Will there come a time – or has the time actually already arrived – when employers may simply require employees to use their own personal computers rather than one the company provides?
IT Business Edge dives in with a long analysis of the pros and cons of employee-owned computers. First off, why is this happening?
1) Workers want to bring their consumer experience with computing into the workplace.
2) More people than ever work from home or from the road.
3) There are a lot of old corporate machines out there, and IT budgets have been too tight to replace them.
4) Companies are looking to cut costs in ways they might not have considered before.
In one Gartner survey, 40 percent of IT managers said they have some kind of policy governing use of employee-owned computers. Citrix Systems is one such business. As a company spokesperson put it, “All we were doing was formalizing and controlling this – and promoting it. People are happier, we think there’s less risk – and we think there’s financial savings in it for Citrix.”

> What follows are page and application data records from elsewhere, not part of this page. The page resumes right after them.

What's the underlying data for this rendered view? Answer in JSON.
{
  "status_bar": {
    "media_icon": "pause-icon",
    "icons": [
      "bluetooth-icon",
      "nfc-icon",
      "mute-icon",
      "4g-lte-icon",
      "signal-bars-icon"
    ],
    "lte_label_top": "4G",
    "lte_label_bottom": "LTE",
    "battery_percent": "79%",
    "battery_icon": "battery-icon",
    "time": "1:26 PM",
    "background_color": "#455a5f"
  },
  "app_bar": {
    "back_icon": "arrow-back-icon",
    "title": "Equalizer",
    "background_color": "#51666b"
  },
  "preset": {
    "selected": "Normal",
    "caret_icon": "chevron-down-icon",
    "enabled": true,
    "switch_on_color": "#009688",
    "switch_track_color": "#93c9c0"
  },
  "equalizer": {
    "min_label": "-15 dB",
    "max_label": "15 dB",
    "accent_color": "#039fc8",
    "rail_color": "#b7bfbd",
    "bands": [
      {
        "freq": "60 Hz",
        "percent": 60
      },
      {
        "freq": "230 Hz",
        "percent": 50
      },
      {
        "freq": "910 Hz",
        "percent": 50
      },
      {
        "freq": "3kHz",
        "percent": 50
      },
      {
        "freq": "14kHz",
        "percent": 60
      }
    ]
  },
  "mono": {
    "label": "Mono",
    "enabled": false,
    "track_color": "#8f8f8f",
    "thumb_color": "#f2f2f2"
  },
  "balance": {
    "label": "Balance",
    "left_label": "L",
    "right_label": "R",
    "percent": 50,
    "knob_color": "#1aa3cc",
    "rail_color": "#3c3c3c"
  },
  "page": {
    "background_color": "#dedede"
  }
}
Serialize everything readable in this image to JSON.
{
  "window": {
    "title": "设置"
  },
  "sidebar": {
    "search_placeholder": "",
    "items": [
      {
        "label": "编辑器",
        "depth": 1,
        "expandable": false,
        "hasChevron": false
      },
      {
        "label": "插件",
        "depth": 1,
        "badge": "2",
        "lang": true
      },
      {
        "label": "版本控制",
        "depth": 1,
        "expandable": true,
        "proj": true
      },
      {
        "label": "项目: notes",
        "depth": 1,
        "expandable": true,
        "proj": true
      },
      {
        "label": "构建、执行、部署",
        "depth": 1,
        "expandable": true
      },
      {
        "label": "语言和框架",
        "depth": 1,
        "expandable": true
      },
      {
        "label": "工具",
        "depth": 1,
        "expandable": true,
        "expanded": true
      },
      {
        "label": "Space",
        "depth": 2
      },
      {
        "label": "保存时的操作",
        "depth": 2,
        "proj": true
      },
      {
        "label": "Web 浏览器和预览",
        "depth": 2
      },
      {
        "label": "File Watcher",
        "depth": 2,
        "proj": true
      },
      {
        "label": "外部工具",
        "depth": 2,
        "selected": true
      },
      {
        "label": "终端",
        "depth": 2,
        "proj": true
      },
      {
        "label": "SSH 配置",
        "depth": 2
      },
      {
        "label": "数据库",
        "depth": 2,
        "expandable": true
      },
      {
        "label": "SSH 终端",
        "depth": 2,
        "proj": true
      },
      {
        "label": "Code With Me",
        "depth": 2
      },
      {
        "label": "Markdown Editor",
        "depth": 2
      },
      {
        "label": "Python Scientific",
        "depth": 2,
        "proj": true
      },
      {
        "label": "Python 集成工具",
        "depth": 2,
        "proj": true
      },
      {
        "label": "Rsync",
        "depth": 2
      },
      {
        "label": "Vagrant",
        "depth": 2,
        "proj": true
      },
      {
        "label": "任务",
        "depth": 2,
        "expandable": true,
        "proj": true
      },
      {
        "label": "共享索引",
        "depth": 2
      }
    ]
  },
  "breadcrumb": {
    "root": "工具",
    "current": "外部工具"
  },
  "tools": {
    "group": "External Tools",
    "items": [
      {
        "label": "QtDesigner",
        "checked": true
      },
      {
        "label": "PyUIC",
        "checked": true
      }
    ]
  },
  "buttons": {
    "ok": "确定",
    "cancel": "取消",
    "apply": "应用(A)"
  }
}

Today, IBET says, 10 percent of workers use their own computers, usually notebooks, and the number will climb to 14 percent by the middle of next year. That’s true at Citrix. While 20 percent of its employees expressed interest in the program, so far only about 10 percent take part.
Still, there are issues to be worked through. For example:
1) If the company pays $1,000 toward a PC and the worker pays $1,500 to upgrade it, who has more control of it?
2) What about licensing?
3) Does the company have any say into a worker’s possibly inappropriate personal activities?
Issues of data security, liability, and corporate culture shifts abound. Have you been talking all this over at your business?
— Don Willmott